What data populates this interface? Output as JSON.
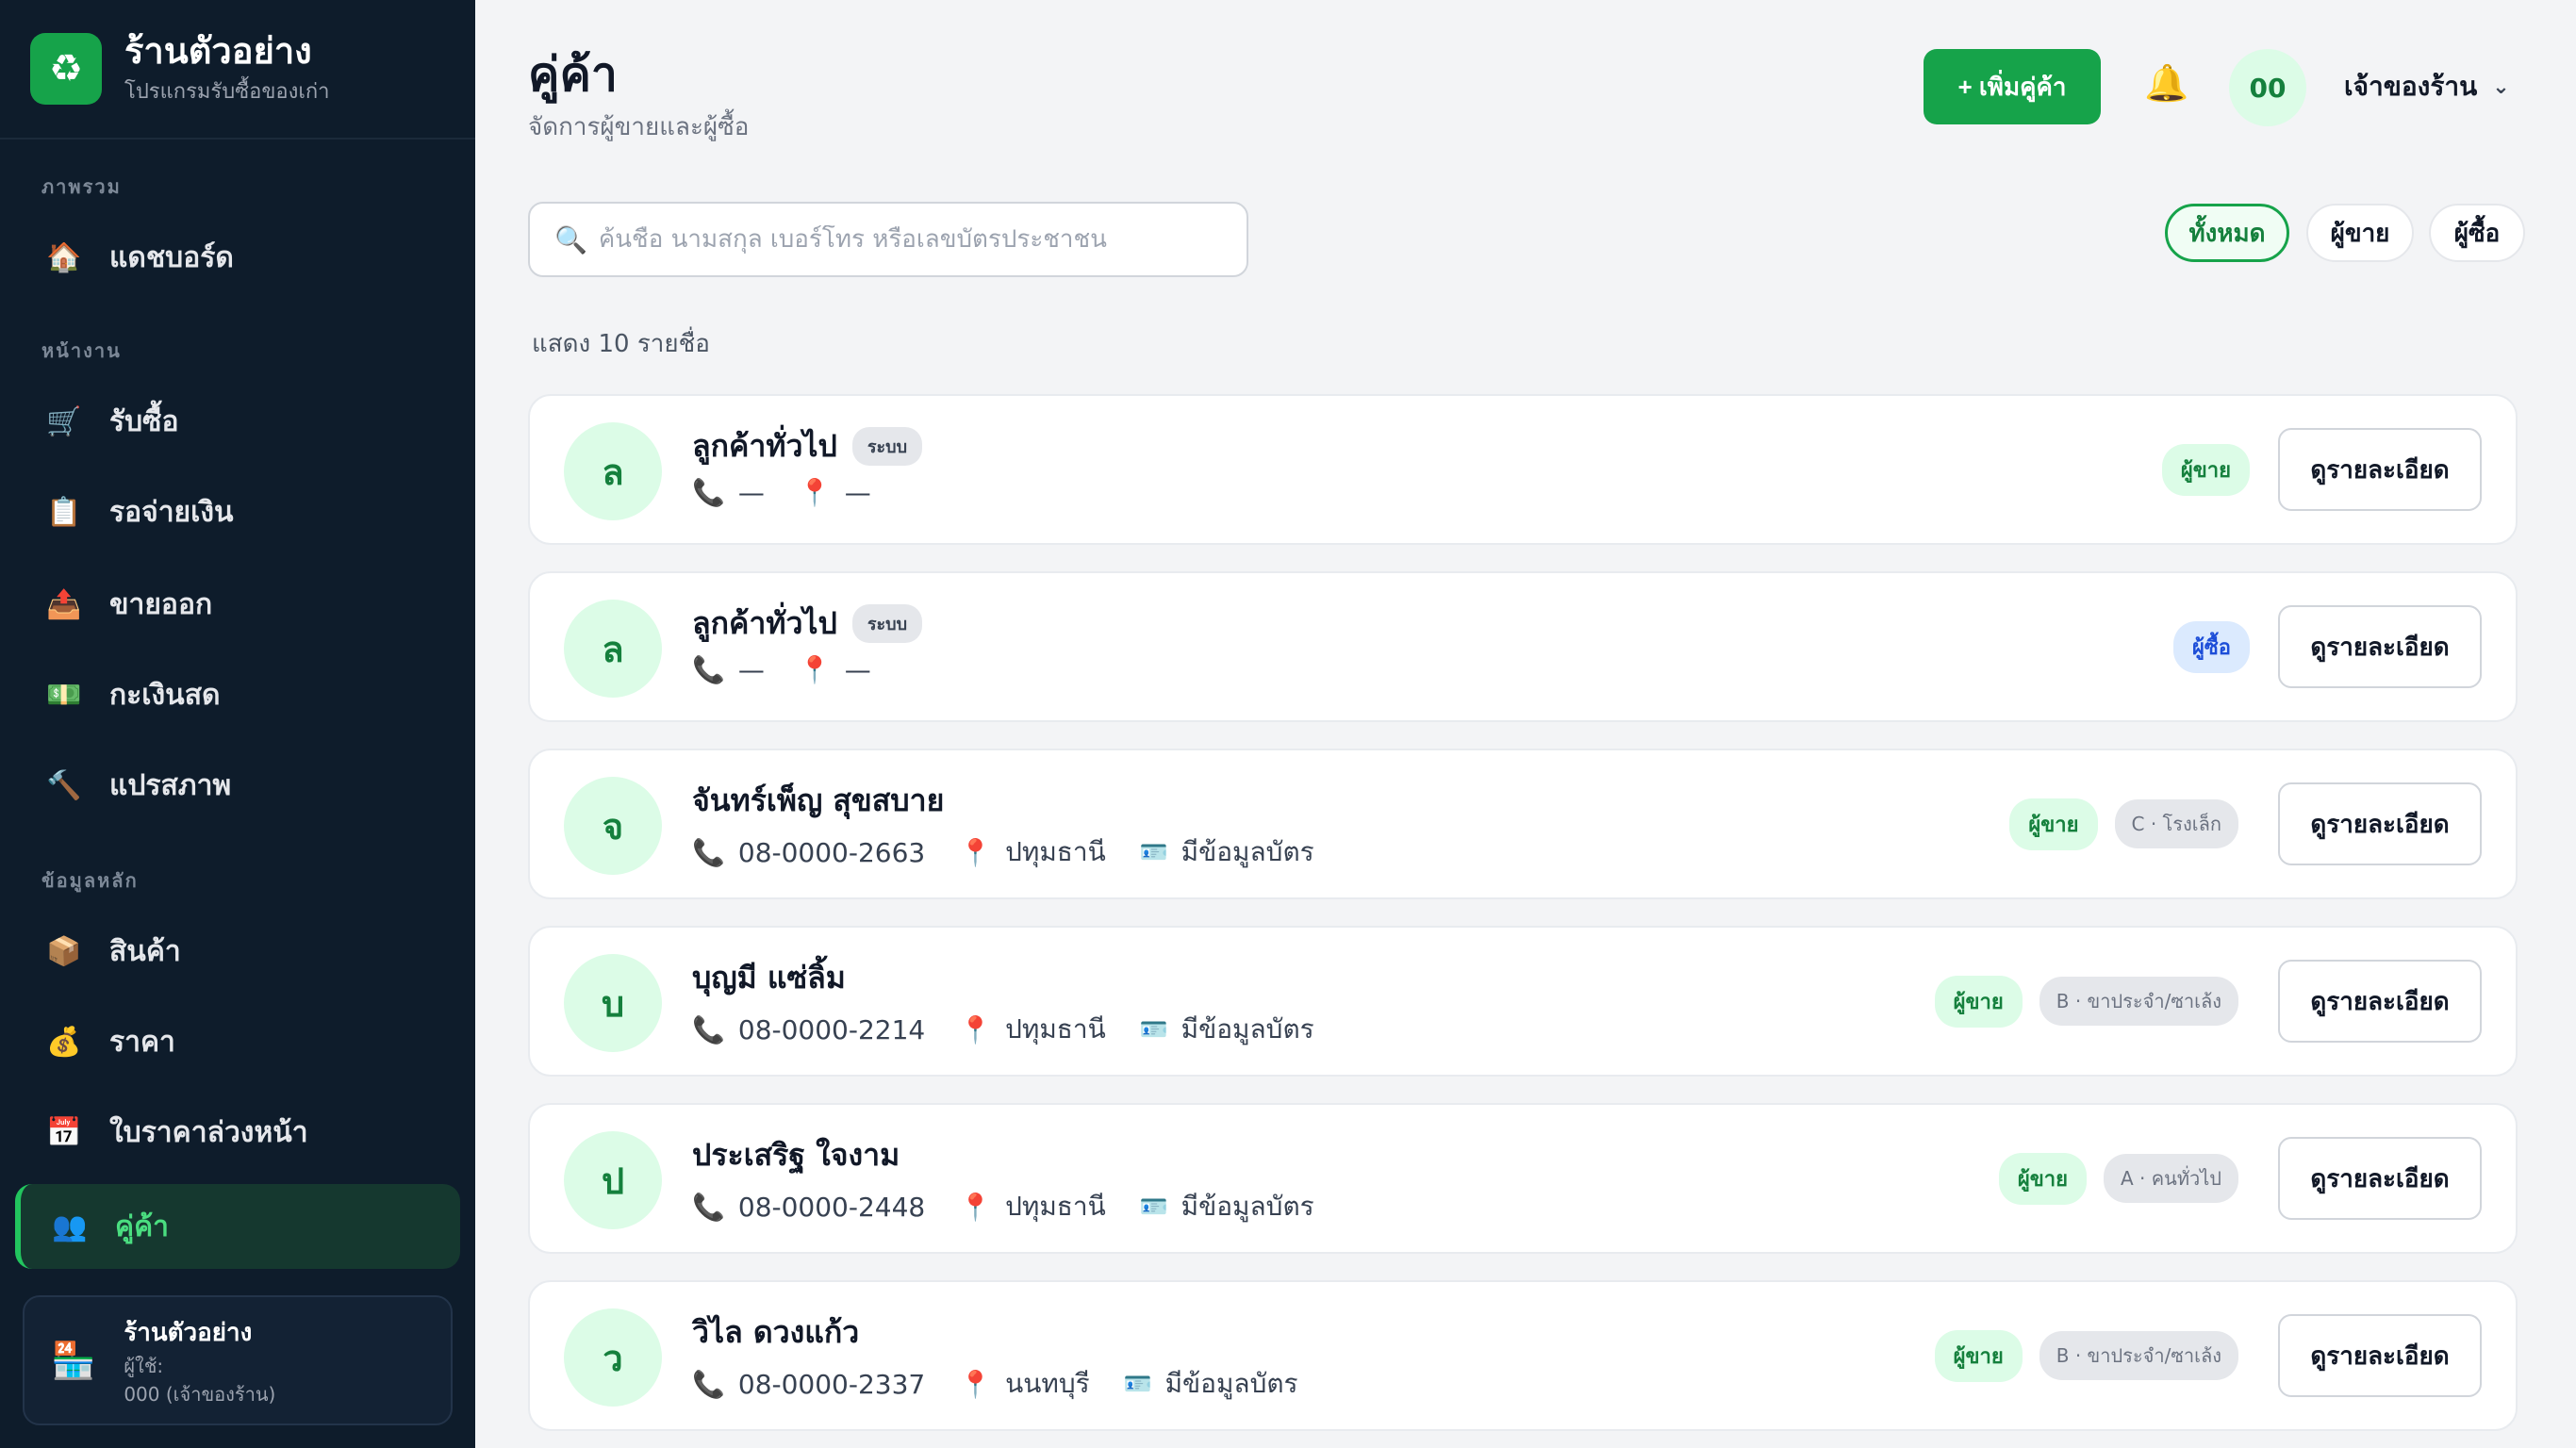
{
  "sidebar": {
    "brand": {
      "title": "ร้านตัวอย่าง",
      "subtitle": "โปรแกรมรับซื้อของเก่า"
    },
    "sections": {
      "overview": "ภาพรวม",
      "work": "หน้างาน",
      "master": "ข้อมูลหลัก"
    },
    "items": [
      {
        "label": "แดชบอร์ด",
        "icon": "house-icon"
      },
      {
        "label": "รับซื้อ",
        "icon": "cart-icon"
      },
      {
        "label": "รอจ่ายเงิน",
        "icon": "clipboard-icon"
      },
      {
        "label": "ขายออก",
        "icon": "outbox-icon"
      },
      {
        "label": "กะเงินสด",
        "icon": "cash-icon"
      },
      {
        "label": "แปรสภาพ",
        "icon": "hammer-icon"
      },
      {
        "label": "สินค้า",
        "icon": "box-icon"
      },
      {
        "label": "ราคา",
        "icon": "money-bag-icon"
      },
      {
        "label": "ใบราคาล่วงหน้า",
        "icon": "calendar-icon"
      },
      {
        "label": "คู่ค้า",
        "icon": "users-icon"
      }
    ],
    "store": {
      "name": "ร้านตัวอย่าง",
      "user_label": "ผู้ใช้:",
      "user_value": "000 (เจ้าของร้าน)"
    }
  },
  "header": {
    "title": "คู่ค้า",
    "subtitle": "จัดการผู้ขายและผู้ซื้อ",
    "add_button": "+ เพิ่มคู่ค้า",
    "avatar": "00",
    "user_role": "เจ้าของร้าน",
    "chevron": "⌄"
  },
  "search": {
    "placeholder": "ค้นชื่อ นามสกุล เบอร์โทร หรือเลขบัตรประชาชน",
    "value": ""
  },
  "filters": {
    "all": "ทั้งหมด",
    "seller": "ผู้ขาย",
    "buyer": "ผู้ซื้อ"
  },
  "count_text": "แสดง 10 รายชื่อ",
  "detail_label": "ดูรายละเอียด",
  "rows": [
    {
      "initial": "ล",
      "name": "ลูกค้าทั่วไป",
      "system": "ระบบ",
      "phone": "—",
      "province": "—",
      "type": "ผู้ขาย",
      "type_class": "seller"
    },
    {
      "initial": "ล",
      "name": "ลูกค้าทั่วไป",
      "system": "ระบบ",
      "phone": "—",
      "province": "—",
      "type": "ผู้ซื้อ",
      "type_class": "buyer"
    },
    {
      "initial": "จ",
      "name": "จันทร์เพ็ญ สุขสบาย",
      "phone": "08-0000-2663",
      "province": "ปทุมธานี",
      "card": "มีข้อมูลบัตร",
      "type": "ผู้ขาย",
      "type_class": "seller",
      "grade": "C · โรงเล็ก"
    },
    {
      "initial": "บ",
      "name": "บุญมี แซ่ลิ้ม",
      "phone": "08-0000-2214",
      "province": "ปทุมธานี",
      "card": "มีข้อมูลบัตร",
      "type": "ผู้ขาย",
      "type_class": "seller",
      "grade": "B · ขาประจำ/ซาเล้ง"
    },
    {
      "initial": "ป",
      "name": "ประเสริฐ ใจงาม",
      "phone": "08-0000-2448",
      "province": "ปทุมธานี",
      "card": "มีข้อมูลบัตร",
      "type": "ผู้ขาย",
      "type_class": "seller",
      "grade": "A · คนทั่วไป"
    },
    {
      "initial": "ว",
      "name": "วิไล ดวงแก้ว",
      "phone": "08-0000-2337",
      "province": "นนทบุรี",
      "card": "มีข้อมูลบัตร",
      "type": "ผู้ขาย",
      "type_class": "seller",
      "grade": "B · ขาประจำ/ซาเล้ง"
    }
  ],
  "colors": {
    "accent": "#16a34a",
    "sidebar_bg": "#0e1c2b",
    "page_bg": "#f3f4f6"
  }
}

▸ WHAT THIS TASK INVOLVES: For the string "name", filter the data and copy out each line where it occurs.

▸ SOLUTION TO THE EXERCISE:
      "name": "ร้านตัวอย่าง",
      "name": "ลูกค้าทั่วไป",
      "name": "ลูกค้าทั่วไป",
      "name": "จันทร์เพ็ญ สุขสบาย",
      "name": "บุญมี แซ่ลิ้ม",
      "name": "ประเสริฐ ใจงาม",
      "name": "วิไล ดวงแก้ว",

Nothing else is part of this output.